  • “Juxtaposition and reinterpretation in Joshua 1-2,” pp. 143-155 in Registers and Modes of Communication in the Ancient Near East: Getting the Message Across(ed. Kyle H. Keimer and Gillan Davis; London: Routledge, 2018)
  • “A Tale of the Unexpected: The Ending of 2 Kings 3 Re-examined,” Australian Biblical Review 65 (2017): 17-29 
  • “Reading Jeremiah 19:1–13: Integrating Diachronic and Synchronic Methodologies,” Journal of Hebrew Scriptures 17(2017)DOI: 10.5508/jhs.2017.v17.a5  
  • “Chapter 15: (Hi)story Telling in the Books of Samuel,” pp. 192-203 in The Oxford Handbook of Biblical Narrative(ed. Danna Nolan Fewell; New York: Oxford University Press, 2016)
  • “The Exodus in the Bible’s Teaching and Our Teaching of the Bible: Helping to Reconcile Faith and Critical Study of the Bible through Threshold Concept Theory,” Journal of Adult Theological Education 13 (2016): 116-127 
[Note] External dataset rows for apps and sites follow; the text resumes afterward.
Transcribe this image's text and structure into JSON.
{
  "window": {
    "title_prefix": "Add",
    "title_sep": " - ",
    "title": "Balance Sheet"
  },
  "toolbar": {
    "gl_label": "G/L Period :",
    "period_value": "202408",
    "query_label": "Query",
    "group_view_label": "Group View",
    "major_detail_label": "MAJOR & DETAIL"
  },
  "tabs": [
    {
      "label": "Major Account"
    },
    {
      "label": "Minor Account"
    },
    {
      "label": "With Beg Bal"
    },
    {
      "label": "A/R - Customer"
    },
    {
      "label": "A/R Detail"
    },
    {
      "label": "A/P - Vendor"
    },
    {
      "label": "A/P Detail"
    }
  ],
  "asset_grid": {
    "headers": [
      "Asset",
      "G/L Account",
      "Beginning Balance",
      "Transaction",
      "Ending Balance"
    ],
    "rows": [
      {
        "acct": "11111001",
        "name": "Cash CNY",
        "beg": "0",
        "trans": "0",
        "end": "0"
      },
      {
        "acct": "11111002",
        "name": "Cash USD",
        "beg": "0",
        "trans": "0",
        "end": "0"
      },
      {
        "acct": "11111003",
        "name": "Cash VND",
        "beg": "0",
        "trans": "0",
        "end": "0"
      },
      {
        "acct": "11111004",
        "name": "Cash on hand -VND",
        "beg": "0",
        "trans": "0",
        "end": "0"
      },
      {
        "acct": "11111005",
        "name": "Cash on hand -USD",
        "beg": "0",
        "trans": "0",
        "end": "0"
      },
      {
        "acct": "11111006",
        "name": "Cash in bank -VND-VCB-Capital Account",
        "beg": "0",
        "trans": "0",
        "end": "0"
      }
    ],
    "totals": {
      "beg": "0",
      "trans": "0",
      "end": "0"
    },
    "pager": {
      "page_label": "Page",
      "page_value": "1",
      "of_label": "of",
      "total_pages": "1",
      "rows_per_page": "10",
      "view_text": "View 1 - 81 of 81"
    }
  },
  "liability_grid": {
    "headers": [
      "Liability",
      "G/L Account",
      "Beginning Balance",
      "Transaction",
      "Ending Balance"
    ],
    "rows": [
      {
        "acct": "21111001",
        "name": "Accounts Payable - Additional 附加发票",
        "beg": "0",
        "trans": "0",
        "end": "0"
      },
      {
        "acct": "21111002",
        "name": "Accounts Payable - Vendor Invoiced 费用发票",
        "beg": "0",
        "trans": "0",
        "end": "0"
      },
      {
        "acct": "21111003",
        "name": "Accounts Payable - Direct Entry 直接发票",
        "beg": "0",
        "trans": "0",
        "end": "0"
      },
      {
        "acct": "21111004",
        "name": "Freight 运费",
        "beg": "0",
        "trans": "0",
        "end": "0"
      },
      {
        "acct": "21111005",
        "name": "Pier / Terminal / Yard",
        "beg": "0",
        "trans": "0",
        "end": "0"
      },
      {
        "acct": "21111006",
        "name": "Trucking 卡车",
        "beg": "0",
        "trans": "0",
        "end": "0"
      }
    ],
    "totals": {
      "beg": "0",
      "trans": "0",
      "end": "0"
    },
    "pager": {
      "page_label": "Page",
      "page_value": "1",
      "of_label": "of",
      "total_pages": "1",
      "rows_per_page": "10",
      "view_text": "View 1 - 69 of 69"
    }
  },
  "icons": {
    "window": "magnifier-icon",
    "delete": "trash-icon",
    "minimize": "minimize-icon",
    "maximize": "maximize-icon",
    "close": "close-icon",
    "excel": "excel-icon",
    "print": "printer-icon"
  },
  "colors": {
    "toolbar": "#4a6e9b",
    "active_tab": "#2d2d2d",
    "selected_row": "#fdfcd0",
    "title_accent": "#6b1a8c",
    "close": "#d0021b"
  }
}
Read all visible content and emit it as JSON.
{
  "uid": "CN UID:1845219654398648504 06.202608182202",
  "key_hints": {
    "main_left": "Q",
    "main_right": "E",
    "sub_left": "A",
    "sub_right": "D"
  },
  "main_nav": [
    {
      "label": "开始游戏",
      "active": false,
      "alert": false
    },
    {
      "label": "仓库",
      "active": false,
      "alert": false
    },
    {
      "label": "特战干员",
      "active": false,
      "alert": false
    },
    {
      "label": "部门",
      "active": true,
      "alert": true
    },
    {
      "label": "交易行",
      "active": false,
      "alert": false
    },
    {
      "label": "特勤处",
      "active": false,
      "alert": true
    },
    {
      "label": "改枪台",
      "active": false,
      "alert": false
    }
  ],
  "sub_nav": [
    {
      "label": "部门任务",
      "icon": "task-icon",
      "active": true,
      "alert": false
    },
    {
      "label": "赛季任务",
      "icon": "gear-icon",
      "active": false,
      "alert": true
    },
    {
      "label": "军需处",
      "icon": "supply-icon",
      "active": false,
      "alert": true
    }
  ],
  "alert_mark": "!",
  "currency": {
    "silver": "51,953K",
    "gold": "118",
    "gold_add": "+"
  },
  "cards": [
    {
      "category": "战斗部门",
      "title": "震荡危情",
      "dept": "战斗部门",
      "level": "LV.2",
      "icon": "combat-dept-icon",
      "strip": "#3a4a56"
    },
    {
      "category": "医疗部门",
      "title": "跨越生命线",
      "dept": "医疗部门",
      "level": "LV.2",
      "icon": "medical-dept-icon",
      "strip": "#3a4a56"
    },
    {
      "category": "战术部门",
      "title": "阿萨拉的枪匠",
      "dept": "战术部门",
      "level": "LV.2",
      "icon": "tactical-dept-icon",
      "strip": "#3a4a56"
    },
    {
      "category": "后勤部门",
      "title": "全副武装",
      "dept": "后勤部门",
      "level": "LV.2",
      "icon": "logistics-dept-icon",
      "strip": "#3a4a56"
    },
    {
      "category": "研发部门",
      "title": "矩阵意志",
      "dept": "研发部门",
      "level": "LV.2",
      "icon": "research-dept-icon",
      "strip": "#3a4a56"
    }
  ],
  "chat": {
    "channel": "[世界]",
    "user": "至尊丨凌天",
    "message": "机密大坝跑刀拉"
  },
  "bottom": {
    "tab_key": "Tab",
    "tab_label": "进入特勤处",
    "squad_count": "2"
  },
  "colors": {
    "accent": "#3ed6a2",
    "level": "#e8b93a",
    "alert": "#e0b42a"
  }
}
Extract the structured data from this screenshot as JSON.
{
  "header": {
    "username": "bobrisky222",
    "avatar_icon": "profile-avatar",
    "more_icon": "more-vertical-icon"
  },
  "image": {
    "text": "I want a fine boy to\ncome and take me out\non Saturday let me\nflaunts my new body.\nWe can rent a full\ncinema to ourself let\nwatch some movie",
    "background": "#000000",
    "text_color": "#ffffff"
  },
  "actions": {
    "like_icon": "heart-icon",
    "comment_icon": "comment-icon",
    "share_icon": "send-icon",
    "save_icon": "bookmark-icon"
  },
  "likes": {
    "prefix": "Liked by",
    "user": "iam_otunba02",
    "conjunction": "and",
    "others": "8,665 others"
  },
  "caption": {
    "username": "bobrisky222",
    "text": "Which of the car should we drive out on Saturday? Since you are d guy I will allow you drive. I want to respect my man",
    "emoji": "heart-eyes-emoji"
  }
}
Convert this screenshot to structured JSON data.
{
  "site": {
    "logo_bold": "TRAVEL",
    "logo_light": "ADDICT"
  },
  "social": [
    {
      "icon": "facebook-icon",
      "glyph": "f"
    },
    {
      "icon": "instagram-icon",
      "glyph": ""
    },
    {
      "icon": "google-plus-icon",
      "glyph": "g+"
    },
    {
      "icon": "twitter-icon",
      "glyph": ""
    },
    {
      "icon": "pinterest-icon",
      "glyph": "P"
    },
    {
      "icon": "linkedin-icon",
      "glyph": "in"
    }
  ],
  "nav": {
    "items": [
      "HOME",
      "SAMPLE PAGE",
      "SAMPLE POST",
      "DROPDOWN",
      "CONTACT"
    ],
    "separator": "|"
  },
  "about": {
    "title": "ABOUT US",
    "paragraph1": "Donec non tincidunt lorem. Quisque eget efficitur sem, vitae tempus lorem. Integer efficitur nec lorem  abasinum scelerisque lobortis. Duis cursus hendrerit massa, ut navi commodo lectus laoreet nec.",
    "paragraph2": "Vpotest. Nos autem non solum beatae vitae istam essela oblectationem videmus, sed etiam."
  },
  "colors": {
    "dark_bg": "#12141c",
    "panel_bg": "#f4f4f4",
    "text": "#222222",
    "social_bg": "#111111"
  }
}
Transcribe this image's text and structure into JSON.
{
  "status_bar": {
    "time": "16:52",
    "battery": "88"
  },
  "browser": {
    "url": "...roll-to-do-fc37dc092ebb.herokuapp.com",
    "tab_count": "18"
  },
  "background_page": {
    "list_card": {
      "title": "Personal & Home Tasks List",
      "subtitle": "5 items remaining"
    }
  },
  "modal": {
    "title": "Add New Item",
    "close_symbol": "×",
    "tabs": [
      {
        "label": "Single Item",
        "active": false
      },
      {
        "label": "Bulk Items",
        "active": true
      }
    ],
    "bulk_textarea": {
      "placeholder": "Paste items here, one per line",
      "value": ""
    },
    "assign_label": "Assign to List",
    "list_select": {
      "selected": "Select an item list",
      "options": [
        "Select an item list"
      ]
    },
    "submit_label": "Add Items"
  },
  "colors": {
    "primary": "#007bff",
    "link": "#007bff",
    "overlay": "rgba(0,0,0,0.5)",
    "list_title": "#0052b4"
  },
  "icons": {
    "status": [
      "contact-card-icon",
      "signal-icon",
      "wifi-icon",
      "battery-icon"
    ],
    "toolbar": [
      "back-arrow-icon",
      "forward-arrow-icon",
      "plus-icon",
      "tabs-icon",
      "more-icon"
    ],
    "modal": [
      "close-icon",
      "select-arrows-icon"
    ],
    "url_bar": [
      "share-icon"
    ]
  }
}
  • “Who Captured Jerusalem? Reading Historiography and/or Collective Memory in Samuel,” pp. 63-82 in The Books of Samuel: Stories – History – Reception(ed. Walter Dietrich; Bibliotheca Ephemeridum Theologicarum Lovaniensium; Leuven: Peeters, 2016) 
  • “Elisha,” Oxford Bibliographies Online(New York: Oxford University Press, 2016)
  • “The Function of Place Naming in 2 Samuel 5-6: A Study in Collective Memory,” Journal for the Study of the Old Testament 39 (2015): 405-431 
  • Juxtaposition and the Elisha Cycle(LHBOTS 594; London: T&T Clark, 2014)
  • “Reading a Biblical Motif: Gifts of Listed Food Provisions in the Books of Samuel,” Australian Biblical Review 61 (2013): 30-43
  • “A Note on the Horses and Chariots of Fire at Dothan,” Zeitschrift für alttestamentliche Wissenschaft 125 (2013): 308-313
  • With I. Young. “Saul’s Two Year Reign in 1 Samuel 13:1,” Vetus Testamentum 63 (2013): 150-154
  • Representing the Past: A Literary Analysis of Narrative Historiography in the Book of Samuel(VTSup. 143; Leiden: Brill, 2011) 
  • “Suspense and Anticipation in I Samuel 9:1-14,” Journal of Hebrew Scriptures 9 (2009), DOI: 10.5508/jhs.2009.v9.a10

Community Engagement